Hide and Seek…With Your Spare Key! (edit/delete)
5 Genius Places to Hide a Spare Key
Aug 9, 2013 / By BrightNest / Comments7 BrightNest.comby5 Genius Places to Hide a Spare Key
If Mr. Bean was going to hide a spare key to his house, here are two spots he’d probably choose: under the door mat, or inside the dead-giveaway plastic rock in the garden.
Don’t be like Mr. Bean.
His house is really easy to rob! Instead, take a page out of James Bond’s book and try one these secret-agent worthy places to hide your key.
You’ll save yourself from the hassle of getting locked out and the disaster of getting robbed in one fell swoop.
Inside of a tree.
Is there a tree on your property? Then you’ve got a perfect key hiding place.
Simply cut out a square chunk from the bark that’s large enough to cover your key. Then trim a bit off the back of the “chunk” so there’s enough space to leave your key in the hollow.
Replace the bark chunk, and enjoy your perfectly camouflaged key.
Tip: Consider marking the location of the hollow with something like an old nail so that it isn’t too camouflaged and is easy to find.

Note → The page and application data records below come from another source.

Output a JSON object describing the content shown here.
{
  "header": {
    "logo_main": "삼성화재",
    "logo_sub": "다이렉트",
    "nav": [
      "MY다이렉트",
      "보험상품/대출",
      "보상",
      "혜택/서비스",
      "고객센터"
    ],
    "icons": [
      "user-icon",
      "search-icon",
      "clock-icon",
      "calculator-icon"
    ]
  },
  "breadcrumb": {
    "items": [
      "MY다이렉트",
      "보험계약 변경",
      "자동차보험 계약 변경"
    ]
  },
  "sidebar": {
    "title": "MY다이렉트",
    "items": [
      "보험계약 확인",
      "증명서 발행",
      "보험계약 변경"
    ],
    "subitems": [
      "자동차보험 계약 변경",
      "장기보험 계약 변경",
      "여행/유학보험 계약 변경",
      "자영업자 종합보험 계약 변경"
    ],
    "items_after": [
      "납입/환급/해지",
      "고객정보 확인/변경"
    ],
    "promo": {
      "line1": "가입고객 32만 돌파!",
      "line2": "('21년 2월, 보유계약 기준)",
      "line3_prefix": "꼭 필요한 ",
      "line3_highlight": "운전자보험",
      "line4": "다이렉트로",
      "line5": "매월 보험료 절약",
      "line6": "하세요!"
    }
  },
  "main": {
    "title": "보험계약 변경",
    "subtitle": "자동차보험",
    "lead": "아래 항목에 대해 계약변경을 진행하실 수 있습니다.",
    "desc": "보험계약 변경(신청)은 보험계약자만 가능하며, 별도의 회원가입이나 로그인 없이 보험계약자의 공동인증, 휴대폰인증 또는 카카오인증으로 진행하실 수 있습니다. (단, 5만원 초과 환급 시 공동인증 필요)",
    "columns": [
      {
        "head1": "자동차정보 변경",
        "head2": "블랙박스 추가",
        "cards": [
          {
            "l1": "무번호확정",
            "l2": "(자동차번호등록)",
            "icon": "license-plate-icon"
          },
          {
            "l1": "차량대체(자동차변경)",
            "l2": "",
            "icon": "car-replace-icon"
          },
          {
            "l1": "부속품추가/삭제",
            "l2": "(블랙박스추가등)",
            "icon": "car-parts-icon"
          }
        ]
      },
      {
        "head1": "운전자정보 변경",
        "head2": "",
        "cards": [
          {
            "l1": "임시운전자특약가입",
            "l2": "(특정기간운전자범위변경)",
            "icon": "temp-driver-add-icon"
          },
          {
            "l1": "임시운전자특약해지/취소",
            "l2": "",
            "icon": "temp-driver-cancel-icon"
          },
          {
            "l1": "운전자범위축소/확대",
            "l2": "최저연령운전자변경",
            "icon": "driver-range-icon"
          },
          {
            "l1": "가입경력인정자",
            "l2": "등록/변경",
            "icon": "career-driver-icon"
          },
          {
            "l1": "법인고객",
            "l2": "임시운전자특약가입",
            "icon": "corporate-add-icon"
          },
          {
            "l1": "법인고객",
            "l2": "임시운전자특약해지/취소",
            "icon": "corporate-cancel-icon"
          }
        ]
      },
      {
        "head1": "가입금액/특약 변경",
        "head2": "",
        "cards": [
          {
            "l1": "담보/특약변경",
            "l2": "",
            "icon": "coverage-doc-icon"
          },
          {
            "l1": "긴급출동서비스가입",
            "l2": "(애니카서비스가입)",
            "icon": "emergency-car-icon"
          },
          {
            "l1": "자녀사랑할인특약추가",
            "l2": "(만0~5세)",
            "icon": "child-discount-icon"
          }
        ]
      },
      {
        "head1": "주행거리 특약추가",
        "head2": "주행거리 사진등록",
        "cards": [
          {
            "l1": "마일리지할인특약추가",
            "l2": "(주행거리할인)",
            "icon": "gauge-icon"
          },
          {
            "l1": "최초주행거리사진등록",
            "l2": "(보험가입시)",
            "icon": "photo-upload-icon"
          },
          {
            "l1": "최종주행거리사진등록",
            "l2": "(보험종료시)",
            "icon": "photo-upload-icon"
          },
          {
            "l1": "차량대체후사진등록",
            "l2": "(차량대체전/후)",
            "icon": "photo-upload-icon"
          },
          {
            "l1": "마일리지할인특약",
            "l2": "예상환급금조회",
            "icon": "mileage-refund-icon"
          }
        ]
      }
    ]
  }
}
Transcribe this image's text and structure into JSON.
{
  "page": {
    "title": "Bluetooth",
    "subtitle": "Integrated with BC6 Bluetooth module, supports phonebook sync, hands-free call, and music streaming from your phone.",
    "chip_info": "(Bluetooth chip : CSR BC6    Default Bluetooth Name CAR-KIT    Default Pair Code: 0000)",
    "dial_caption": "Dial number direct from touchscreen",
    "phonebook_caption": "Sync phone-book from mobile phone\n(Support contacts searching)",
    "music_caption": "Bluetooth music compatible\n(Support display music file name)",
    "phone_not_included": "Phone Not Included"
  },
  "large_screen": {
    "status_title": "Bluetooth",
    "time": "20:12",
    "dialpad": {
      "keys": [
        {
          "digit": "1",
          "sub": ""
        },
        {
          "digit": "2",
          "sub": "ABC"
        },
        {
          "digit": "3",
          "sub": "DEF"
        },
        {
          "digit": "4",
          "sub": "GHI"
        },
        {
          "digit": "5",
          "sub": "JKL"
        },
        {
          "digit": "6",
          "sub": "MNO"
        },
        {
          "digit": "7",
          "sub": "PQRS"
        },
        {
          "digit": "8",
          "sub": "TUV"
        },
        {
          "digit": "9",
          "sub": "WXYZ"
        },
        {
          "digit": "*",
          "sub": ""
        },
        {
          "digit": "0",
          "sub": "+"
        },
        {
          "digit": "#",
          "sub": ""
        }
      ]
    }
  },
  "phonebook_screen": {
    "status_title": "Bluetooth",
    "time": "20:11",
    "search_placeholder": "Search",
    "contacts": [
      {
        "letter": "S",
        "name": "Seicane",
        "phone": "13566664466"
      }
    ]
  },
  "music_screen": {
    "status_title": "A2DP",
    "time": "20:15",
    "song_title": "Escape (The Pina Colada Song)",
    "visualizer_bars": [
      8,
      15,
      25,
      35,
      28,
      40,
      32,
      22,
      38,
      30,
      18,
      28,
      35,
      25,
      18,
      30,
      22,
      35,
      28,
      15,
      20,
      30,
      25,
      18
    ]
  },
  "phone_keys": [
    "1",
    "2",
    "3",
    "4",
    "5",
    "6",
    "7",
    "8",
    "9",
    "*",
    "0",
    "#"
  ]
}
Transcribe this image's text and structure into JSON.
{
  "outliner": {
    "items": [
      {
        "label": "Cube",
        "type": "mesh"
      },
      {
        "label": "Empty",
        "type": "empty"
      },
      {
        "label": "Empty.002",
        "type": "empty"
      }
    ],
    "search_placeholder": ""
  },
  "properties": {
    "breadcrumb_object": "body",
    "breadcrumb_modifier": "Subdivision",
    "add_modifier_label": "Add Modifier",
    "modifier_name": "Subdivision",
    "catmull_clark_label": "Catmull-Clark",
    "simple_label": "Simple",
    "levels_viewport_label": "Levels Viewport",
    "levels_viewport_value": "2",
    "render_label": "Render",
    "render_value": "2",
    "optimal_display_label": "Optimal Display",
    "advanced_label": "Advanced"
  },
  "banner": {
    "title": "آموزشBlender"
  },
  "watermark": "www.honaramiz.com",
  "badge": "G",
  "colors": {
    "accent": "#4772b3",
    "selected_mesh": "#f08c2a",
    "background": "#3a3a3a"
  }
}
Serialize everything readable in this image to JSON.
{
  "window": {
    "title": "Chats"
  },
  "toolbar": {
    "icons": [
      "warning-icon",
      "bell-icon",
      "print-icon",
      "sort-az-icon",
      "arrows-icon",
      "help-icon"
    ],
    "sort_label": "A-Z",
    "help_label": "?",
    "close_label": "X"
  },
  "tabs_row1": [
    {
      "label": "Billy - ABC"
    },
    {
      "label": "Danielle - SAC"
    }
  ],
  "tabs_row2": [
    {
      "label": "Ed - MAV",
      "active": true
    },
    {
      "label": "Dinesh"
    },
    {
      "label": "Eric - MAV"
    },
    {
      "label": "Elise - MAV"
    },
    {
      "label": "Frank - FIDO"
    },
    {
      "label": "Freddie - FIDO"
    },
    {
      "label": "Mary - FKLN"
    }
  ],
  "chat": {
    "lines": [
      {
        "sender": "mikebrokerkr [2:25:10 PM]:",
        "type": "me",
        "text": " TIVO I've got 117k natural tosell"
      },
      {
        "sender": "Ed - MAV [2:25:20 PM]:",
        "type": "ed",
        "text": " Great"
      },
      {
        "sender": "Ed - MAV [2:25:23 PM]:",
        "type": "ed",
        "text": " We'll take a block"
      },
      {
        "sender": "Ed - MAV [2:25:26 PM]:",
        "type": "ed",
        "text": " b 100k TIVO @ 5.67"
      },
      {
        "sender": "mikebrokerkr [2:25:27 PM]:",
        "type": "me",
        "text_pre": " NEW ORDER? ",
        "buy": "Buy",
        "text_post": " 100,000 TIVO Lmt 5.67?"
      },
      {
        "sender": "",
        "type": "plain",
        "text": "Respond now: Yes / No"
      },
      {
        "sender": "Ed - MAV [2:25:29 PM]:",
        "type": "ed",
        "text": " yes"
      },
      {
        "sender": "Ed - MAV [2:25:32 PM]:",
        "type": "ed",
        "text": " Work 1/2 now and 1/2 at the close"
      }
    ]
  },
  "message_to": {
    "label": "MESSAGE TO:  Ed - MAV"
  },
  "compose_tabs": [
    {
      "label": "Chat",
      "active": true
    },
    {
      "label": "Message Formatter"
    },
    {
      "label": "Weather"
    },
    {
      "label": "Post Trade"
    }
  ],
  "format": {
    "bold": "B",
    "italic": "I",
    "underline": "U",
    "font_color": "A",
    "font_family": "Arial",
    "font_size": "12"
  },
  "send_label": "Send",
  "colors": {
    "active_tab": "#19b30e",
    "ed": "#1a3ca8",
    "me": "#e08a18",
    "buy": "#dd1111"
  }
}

Wedged between two bricks.
We’re all for well-maintained brick, but one small chink in the mortar can be good news!
Put the brick blemish to good use – if there’s enough space for a key, wedge it in there. Just make sure the key fits in a way so that it’s both inconspicuous and easy-to-remove.
Spending an hour trying to dig a key out from between two bricks is almost as frustrating as paying a locksmith to let you back in.
Inside of a wind chime.
Pop quiz: What do burglars hate? Making noise!
That means that if a potential robber is searching for a spare key, they’re probably not going to go digging inside your wind chimes.
Tip: To make this method even more secure, replace the wind chimes’ “knocker” with an entire ring of keys (only one of which actually opens your door).
Even if a burglar finds the keys, they’ll have to struggle with the ring of decoys.
On your car.
There are a lot of magnetized lock boxes on the market meant to hide a spare key for your car, but we think these can be used for house keys, too.
Think about it: When is a burglar most likely to try and break in? When you (and your car) aren’t at home.
There are certainly some flaws to this method (no car, no keys), but it’s still worth considering.
With a neighbor.
Okay, this one may not be super-spy clever, but it’s worth mentioning because it is super effective.
Leaving a spare key with a trustworthy friend or neighbor means that access to your home is just a knock (or phone call) away.
Plus, you’ll never have to worry about a burglar finding it on your property.
Again, there are problems – if your neighbor isn’t home, you can’t get inside – but if you have a close friend next door, give this method some consideration.